Would it be possible to write out each entry below exactly, without the pictures?
━━━━━━━━━━━━━━━━━━━━━━━━━━━━━━
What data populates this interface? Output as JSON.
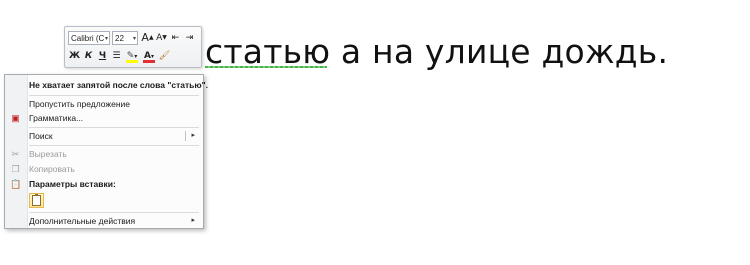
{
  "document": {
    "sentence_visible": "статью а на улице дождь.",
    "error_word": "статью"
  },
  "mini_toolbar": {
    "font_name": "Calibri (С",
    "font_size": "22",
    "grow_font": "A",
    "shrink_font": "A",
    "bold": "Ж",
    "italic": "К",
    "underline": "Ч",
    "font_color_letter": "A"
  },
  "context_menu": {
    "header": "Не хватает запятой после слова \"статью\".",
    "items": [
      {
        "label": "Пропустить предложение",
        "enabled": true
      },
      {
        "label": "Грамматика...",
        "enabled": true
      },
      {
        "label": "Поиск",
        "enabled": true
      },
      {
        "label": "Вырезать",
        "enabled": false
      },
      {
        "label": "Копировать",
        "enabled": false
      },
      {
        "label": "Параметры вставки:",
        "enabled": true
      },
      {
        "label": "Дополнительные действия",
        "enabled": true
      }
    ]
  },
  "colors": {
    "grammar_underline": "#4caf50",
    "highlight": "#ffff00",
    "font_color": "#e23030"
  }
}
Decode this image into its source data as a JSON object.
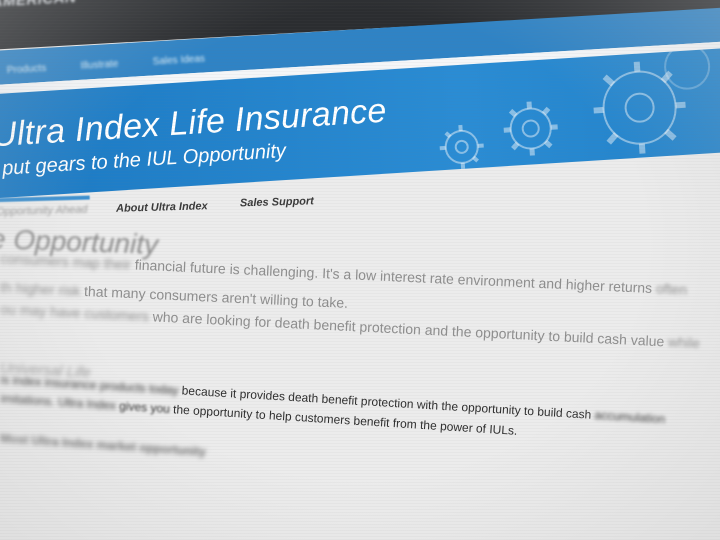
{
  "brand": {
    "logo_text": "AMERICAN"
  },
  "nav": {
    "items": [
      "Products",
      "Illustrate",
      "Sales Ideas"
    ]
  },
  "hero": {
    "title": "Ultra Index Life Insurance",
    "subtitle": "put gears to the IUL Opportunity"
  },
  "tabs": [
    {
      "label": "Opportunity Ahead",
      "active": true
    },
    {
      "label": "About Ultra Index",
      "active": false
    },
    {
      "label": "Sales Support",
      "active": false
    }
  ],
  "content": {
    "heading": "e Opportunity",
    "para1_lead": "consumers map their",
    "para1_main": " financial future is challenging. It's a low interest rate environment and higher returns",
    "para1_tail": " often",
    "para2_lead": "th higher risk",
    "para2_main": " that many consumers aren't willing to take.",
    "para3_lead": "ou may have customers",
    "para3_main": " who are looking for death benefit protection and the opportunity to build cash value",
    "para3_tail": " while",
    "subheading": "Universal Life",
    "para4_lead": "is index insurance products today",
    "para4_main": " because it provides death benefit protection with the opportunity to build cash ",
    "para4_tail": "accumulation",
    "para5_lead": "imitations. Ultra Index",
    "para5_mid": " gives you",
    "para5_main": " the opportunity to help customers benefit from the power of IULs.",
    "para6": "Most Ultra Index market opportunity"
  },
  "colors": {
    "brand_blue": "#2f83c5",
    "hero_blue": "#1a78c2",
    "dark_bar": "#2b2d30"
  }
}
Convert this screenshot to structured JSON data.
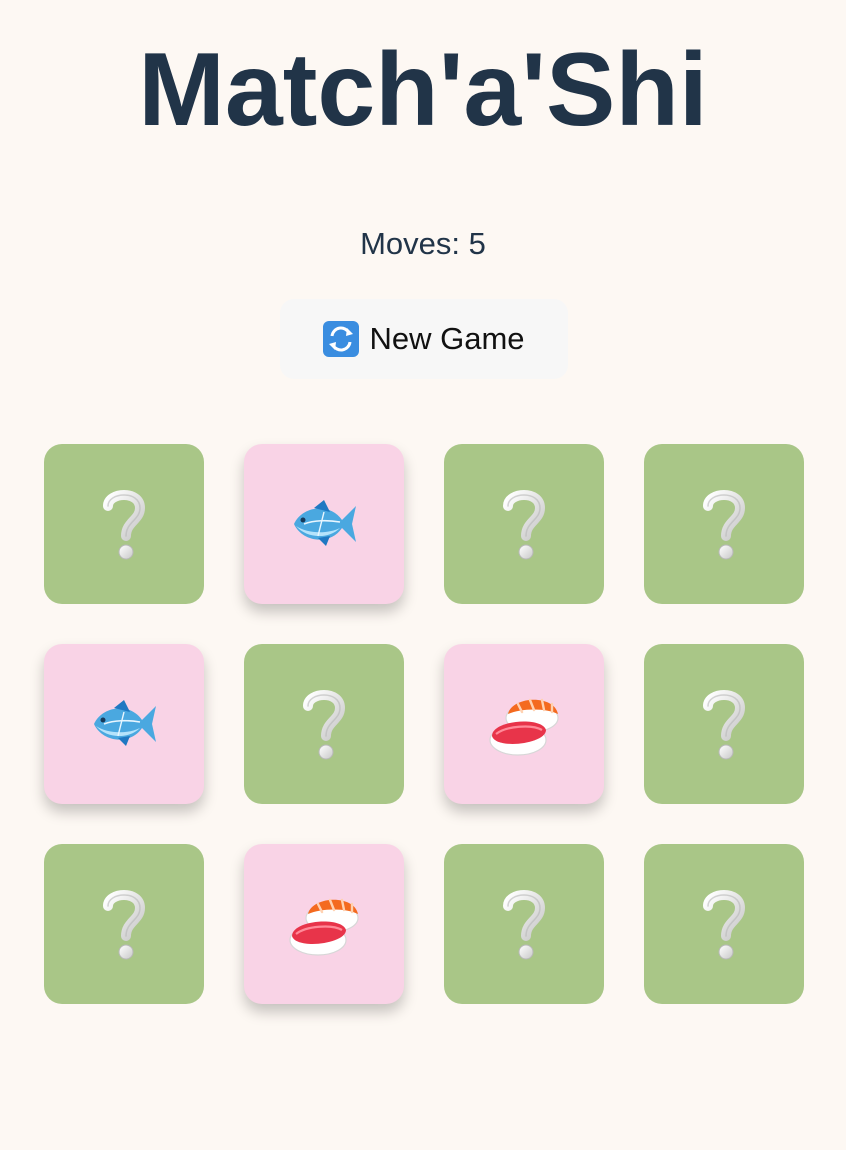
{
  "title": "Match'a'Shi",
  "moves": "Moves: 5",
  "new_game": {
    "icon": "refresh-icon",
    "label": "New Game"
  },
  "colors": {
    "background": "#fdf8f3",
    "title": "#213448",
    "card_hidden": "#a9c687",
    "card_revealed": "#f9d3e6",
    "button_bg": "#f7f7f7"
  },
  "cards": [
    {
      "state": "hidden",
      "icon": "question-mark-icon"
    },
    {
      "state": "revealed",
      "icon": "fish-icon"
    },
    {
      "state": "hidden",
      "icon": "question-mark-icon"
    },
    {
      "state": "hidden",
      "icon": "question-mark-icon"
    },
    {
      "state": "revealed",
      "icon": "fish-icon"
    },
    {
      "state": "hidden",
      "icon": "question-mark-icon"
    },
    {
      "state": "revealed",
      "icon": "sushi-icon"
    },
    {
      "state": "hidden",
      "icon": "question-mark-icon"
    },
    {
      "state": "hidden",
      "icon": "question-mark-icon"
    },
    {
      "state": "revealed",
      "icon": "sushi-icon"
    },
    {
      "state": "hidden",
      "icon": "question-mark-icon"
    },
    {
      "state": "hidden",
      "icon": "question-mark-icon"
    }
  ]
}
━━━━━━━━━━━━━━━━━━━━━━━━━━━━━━
→ **Output of the exercise**:
What data populates this interface? Output as JSON.
{
  "document": {
    "sentence_visible": "статью а на улице дождь.",
    "error_word": "статью"
  },
  "mini_toolbar": {
    "font_name": "Calibri (С",
    "font_size": "22",
    "grow_font": "A",
    "shrink_font": "A",
    "bold": "Ж",
    "italic": "К",
    "underline": "Ч",
    "font_color_letter": "A"
  },
  "context_menu": {
    "header": "Не хватает запятой после слова \"статью\".",
    "items": [
      {
        "label": "Пропустить предложение",
        "enabled": true
      },
      {
        "label": "Грамматика...",
        "enabled": true
      },
      {
        "label": "Поиск",
        "enabled": true
      },
      {
        "label": "Вырезать",
        "enabled": false
      },
      {
        "label": "Копировать",
        "enabled": false
      },
      {
        "label": "Параметры вставки:",
        "enabled": true
      },
      {
        "label": "Дополнительные действия",
        "enabled": true
      }
    ]
  },
  "colors": {
    "grammar_underline": "#4caf50",
    "highlight": "#ffff00",
    "font_color": "#e23030"
  }
}
Decode this image into its source data as a JSON object.
{
  "brand": {
    "logo_text": "AMERICAN"
  },
  "nav": {
    "items": [
      "Products",
      "Illustrate",
      "Sales Ideas"
    ]
  },
  "hero": {
    "title": "Ultra Index Life Insurance",
    "subtitle": "put gears to the IUL Opportunity"
  },
  "tabs": [
    {
      "label": "Opportunity Ahead",
      "active": true
    },
    {
      "label": "About Ultra Index",
      "active": false
    },
    {
      "label": "Sales Support",
      "active": false
    }
  ],
  "content": {
    "heading": "e Opportunity",
    "para1_lead": "consumers map their",
    "para1_main": " financial future is challenging. It's a low interest rate environment and higher returns",
    "para1_tail": " often",
    "para2_lead": "th higher risk",
    "para2_main": " that many consumers aren't willing to take.",
    "para3_lead": "ou may have customers",
    "para3_main": " who are looking for death benefit protection and the opportunity to build cash value",
    "para3_tail": " while",
    "subheading": "Universal Life",
    "para4_lead": "is index insurance products today",
    "para4_main": " because it provides death benefit protection with the opportunity to build cash ",
    "para4_tail": "accumulation",
    "para5_lead": "imitations. Ultra Index",
    "para5_mid": " gives you",
    "para5_main": " the opportunity to help customers benefit from the power of IULs.",
    "para6": "Most Ultra Index market opportunity"
  },
  "colors": {
    "brand_blue": "#2f83c5",
    "hero_blue": "#1a78c2",
    "dark_bar": "#2b2d30"
  }
}
Convert this screenshot to structured JSON data.
{
  "title": "Match'a'Shi",
  "moves": "Moves: 5",
  "new_game": {
    "icon": "refresh-icon",
    "label": "New Game"
  },
  "colors": {
    "background": "#fdf8f3",
    "title": "#213448",
    "card_hidden": "#a9c687",
    "card_revealed": "#f9d3e6",
    "button_bg": "#f7f7f7"
  },
  "cards": [
    {
      "state": "hidden",
      "icon": "question-mark-icon"
    },
    {
      "state": "revealed",
      "icon": "fish-icon"
    },
    {
      "state": "hidden",
      "icon": "question-mark-icon"
    },
    {
      "state": "hidden",
      "icon": "question-mark-icon"
    },
    {
      "state": "revealed",
      "icon": "fish-icon"
    },
    {
      "state": "hidden",
      "icon": "question-mark-icon"
    },
    {
      "state": "revealed",
      "icon": "sushi-icon"
    },
    {
      "state": "hidden",
      "icon": "question-mark-icon"
    },
    {
      "state": "hidden",
      "icon": "question-mark-icon"
    },
    {
      "state": "revealed",
      "icon": "sushi-icon"
    },
    {
      "state": "hidden",
      "icon": "question-mark-icon"
    },
    {
      "state": "hidden",
      "icon": "question-mark-icon"
    }
  ]
}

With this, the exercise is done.